When GE Aviation sought to expand its West Jefferson Campus in 2015, they saw the need for a well-trained workforce to fill those new jobs. Wilkes Community College (WCC) stepped in as a natural partner and worked with GE to develop and facilitate training for over 200 new and incumbent workers between 2015 and 2017. GE offered technical training to WCC faculty, including opportunities to observe the daily operations of the manufacturing floor, which allowed the curriculum to be tailored to specific industry needs. WCC then established flexible scheduling to accommodate GE Aviation’s production schedule. This award winning partnership is an excellent example of how local business leaders can work with local education organizations to develop a local workforce and drive postsecondary attainment.
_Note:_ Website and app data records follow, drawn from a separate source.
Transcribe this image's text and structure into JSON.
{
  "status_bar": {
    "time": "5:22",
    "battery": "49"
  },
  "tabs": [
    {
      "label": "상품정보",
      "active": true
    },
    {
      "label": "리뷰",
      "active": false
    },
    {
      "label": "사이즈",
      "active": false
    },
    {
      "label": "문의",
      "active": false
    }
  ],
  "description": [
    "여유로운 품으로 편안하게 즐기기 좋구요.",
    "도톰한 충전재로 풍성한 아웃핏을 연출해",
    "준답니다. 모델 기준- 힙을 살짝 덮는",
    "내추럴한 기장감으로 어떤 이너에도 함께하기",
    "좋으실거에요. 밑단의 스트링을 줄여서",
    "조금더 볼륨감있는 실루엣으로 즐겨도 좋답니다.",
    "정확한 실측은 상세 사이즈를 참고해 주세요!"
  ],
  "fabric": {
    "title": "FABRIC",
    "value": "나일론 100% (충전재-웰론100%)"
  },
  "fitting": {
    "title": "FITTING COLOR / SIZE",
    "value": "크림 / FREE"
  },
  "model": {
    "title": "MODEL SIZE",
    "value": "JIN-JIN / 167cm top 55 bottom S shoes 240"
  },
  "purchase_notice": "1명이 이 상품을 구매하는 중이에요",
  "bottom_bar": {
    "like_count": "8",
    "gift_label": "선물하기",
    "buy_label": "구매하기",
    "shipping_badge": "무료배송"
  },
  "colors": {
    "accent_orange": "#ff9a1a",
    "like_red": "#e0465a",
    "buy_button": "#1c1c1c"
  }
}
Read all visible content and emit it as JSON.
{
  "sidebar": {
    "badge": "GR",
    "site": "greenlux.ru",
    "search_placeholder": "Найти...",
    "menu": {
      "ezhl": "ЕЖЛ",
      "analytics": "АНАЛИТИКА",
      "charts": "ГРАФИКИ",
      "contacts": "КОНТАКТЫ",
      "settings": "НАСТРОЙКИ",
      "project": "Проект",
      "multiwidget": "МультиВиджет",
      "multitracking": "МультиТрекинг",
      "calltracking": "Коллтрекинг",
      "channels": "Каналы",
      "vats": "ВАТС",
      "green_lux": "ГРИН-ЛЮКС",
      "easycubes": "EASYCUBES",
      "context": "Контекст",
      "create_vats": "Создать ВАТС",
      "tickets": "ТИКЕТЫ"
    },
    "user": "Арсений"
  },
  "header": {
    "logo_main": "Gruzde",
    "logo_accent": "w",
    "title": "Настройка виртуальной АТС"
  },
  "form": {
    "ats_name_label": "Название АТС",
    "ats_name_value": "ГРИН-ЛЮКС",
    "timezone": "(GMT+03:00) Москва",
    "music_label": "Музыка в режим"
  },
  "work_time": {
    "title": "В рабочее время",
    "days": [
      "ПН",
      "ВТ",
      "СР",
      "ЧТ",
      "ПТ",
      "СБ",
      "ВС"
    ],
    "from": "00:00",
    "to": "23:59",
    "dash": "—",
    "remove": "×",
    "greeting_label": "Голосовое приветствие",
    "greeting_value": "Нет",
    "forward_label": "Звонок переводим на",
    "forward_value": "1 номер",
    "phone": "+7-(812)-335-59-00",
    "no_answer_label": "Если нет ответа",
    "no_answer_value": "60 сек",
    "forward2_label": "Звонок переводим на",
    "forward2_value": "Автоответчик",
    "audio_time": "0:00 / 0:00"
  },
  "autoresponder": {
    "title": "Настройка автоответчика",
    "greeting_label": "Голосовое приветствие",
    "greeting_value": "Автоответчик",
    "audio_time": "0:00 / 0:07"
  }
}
These partnerships aren’t solely relegated to the higher education space. In 2017, Watauga County Schools, Caldwell Community College, and Modern Subaru of Boone launched a partnership to offer high school students real world, high tech skills that are in strong demand in the workforce. Through this free program, high school students have the opportunity to complete most of the entry level training required of all Subaru technicians. By offering pathways to credentials at the high school level, Watauga County and Subaru are developing a skilled workforce that is ready to pursue a sustainable career at high school graduation.
Finally, as our students and educators face so many uncertainties due to the COVID-19 pandemic, what steps are being taken by the General Assembly to support our students currently enrolled in postsecondary institutions, as well as those who are preparing to enroll?
This current crisis is unlike anything our country has experienced before. During these moments it is critical that lines of communication remain open across all levels of policymaking. At the General Assembly, we are working closely with the Governor’s Office and with the Department of Public Instruction to identify ways we can support all of North Carolina’s students.
We are actively engaging with postsecondary leaders of the UNC System, the NC Community College System, and our state’s independent colleges and universities to address any roadblocks that may be preventing students and institutions from getting the support they need. I am grateful for North Carolina’s colleges, universities, and community colleges who have done a great job providing guidance and support to their students as they transition to online learning.
From a K-12 perspective we are working to address parent concerns regarding high school graduation requirements and ensuring that our juniors will be prepared to apply to postsecondary opportunities next year. We are closely tracking the federal stimulus package which includes an Education Stabilization Fund which will serve K-12 students through educational technology, and postsecondary students through access to grants for food, housing, and child care, among other needs.
Senator Deanna Ballard
NC Senate District 45